§ **What this task involves**:
If a line in the data below contains the word "class", copy it out.

____ Material for this exercise

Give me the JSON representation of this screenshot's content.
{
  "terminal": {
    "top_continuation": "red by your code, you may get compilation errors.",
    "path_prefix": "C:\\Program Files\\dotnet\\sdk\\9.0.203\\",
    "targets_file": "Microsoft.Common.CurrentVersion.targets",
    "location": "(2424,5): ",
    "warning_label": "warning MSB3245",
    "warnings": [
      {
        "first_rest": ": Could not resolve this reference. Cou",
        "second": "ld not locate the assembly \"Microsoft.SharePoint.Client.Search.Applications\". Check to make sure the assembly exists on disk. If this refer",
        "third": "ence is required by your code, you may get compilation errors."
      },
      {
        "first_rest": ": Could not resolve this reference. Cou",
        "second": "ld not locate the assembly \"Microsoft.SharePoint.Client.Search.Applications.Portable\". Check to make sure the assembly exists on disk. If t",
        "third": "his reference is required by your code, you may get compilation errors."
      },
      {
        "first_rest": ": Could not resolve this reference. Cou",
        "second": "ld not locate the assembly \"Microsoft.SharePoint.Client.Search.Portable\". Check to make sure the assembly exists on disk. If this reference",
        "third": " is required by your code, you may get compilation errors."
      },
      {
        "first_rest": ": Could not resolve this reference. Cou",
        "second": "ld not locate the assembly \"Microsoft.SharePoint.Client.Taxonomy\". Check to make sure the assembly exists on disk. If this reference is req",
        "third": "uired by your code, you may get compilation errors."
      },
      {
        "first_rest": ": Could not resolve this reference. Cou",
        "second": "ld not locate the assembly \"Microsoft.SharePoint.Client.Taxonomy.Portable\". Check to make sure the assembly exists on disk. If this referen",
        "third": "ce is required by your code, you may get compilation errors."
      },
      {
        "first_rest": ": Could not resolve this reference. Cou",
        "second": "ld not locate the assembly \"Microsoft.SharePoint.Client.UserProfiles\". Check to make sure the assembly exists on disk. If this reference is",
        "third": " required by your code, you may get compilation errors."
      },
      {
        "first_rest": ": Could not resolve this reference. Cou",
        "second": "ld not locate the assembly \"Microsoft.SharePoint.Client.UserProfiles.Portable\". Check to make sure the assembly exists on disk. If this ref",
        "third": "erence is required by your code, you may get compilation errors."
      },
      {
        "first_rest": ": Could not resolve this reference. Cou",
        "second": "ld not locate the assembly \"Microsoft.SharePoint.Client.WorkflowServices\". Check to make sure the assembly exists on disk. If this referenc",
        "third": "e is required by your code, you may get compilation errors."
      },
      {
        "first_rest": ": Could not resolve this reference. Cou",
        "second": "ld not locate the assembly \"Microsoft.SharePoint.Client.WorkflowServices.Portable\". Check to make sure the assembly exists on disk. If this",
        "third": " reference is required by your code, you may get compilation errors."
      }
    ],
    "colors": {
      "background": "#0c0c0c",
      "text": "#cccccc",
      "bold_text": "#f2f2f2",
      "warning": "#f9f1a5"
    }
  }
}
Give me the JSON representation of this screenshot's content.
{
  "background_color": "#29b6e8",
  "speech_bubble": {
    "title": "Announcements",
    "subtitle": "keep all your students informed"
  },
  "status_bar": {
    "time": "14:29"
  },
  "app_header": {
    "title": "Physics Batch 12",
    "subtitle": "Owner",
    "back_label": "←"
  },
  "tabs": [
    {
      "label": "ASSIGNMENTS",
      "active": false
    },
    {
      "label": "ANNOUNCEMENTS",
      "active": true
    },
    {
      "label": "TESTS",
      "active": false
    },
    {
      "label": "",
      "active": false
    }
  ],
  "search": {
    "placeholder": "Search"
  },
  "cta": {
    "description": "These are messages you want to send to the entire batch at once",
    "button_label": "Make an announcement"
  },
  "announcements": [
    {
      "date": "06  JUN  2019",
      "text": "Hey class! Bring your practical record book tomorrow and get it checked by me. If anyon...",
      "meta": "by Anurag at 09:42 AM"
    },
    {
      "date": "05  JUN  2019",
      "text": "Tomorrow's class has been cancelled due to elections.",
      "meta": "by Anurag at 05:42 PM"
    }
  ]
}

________

§ **Answer below**:
      "text": "Hey class! Bring your practical record book tomorrow and get it checked by me. If anyon...",
      "text": "Tomorrow's class has been cancelled due to elections.",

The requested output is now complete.